In the absence of effective citizen engagement, it was the rules-based system of the safeguards, with the World Bank’s Inspection Panel ready to hold management accountable, which provided a remedy for those harmed. Under the new, more flexible approach of the ESF, it is unclear how the Bank will ensure that communities do not continue to suffer the same harms as those in Uganda, Uzbekistan and elsewhere.
The Bank has not performed any better in listening to outside voices at the policy level, as evidenced by the final draft of the ESF that was approved yesterday. While the Bank has touted the unprecedented number of consultations held, individuals who participated, and input received, this is not the appropriate measure of inclusivity. The critical question is: how are those contributions taken into account? The final ESF does not appear to have taken on board the vast majority of the input provided by civil society, with Bank management instead clearly prioritizing the desires of client governments.

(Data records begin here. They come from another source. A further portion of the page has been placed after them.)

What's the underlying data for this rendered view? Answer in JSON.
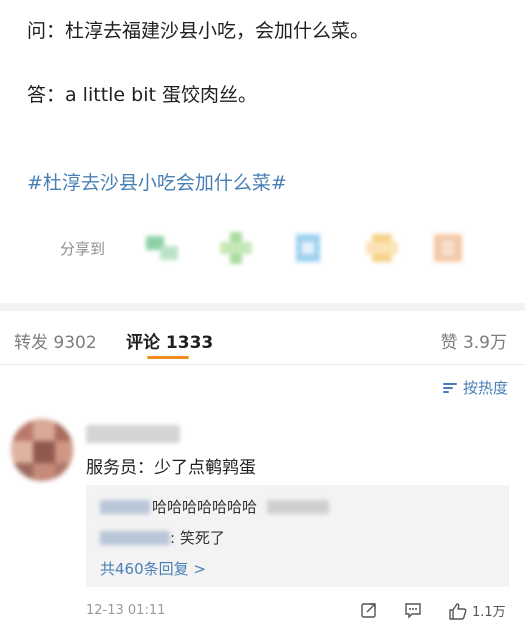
{
  "post": {
    "question": "问：杜淳去福建沙县小吃，会加什么菜。",
    "answer": "答：a little bit 蛋饺肉丝。",
    "hashtag": "#杜淳去沙县小吃会加什么菜#",
    "share_label": "分享到",
    "share_icons": [
      "wechat-icon",
      "moments-icon",
      "qq-icon",
      "qzone-icon",
      "more-share-icon"
    ]
  },
  "tabs": {
    "repost": "转发 9302",
    "comment": "评论 1333",
    "like": "赞 3.9万"
  },
  "sort": {
    "label": "按热度"
  },
  "comment": {
    "text": "服务员：少了点鹌鹑蛋",
    "replies": [
      {
        "text": "哈哈哈哈哈哈哈"
      },
      {
        "text": ": 笑死了"
      }
    ],
    "more_replies": "共460条回复 >",
    "timestamp": "12-13 01:11",
    "like_count": "1.1万"
  },
  "colors": {
    "link": "#4a7fb6",
    "accent": "#f08a24",
    "muted": "#9a9a9a"
  }
}
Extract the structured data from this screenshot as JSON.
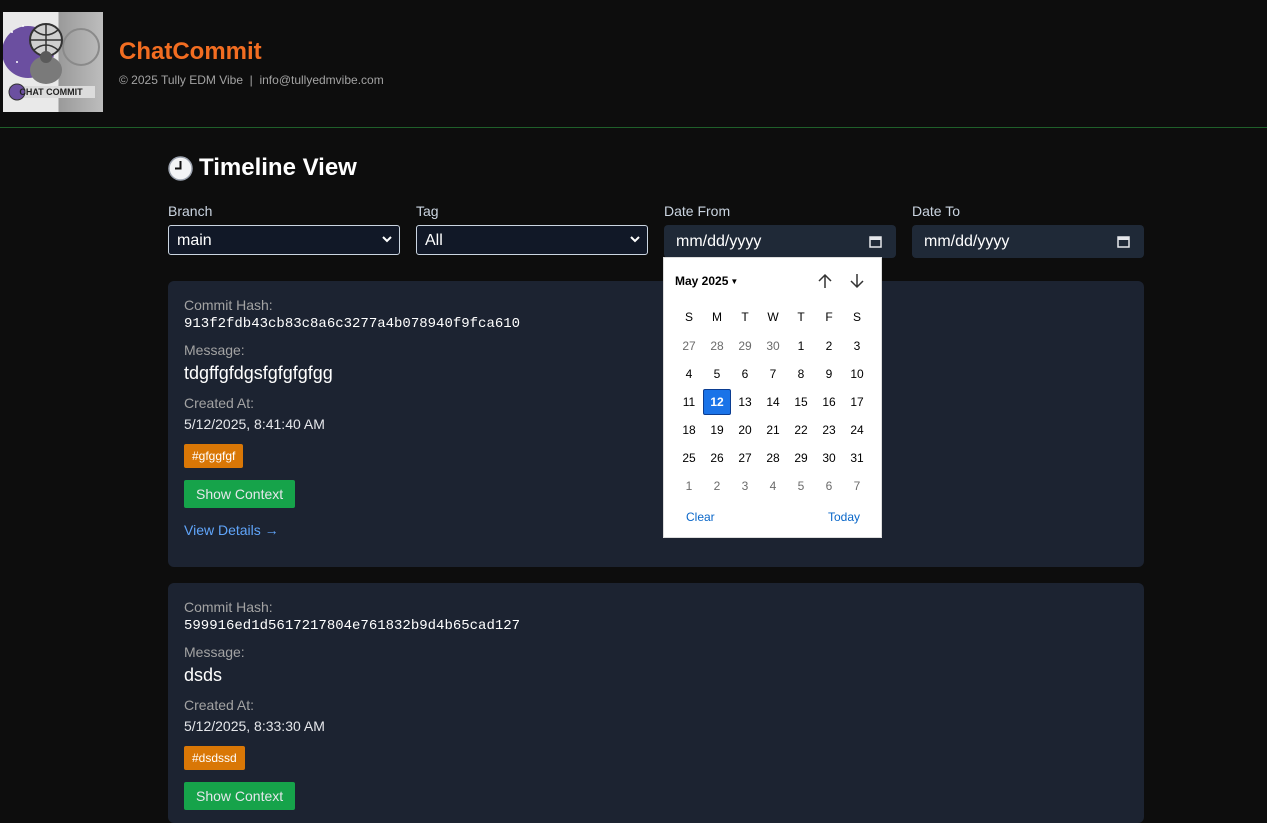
{
  "header": {
    "title": "ChatCommit",
    "subtitle": "© 2025 Tully EDM Vibe  |  info@tullyedmvibe.com",
    "logo_text": "CHAT COMMIT"
  },
  "page": {
    "title": "Timeline View",
    "title_icon": "clock-icon"
  },
  "filters": {
    "branch": {
      "label": "Branch",
      "value": "main"
    },
    "tag": {
      "label": "Tag",
      "value": "All"
    },
    "date_from": {
      "label": "Date From",
      "placeholder": "mm/dd/yyyy"
    },
    "date_to": {
      "label": "Date To",
      "placeholder": "mm/dd/yyyy"
    }
  },
  "commits": [
    {
      "hash_label": "Commit Hash:",
      "hash": "913f2fdb43cb83c8a6c3277a4b078940f9fca610",
      "message_label": "Message:",
      "message": "tdgffgfdgsfgfgfgfgg",
      "created_label": "Created At:",
      "created": "5/12/2025, 8:41:40 AM",
      "tag": "#gfggfgf",
      "context_button": "Show Context",
      "details_link": "View Details →"
    },
    {
      "hash_label": "Commit Hash:",
      "hash": "599916ed1d5617217804e761832b9d4b65cad127",
      "message_label": "Message:",
      "message": "dsds",
      "created_label": "Created At:",
      "created": "5/12/2025, 8:33:30 AM",
      "tag": "#dsdssd",
      "context_button": "Show Context"
    }
  ],
  "datepicker": {
    "month_label": "May 2025",
    "weekdays": [
      "S",
      "M",
      "T",
      "W",
      "T",
      "F",
      "S"
    ],
    "weeks": [
      [
        "27",
        "28",
        "29",
        "30",
        "1",
        "2",
        "3"
      ],
      [
        "4",
        "5",
        "6",
        "7",
        "8",
        "9",
        "10"
      ],
      [
        "11",
        "12",
        "13",
        "14",
        "15",
        "16",
        "17"
      ],
      [
        "18",
        "19",
        "20",
        "21",
        "22",
        "23",
        "24"
      ],
      [
        "25",
        "26",
        "27",
        "28",
        "29",
        "30",
        "31"
      ],
      [
        "1",
        "2",
        "3",
        "4",
        "5",
        "6",
        "7"
      ]
    ],
    "selected": "12",
    "clear_label": "Clear",
    "today_label": "Today"
  }
}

For the new, more flexible approach to be successful, the views of communities and civil society must be prioritized. It is participation by communities and civil society that ensures adaptive learning is “citizen centric,” leading to change that benefits the poor and marginalized. The Bank must address its internal issues and incentive structures to ensure that all projects emphasize the importance of meaningful engagement with communities and civil society. The foundations of this new level of communication are present in the new ESF under Environmental and Social Standard 10—the first safeguard policy on stakeholder engagement—and it is clear that many within the Bank genuinely see citizen engagement as a critical element of effective development. The Bank can start demonstrating this commitment now by better integrating the participation of civil society and communities, along with those of think tanks, International NGOs, and UN bodies, in the process of implementing the new ESF to ensure it is responsive to the needs of those it seeks to protect.
Photo: Children in Peru attend BIC workshop on World Bank safeguards / BIC 2015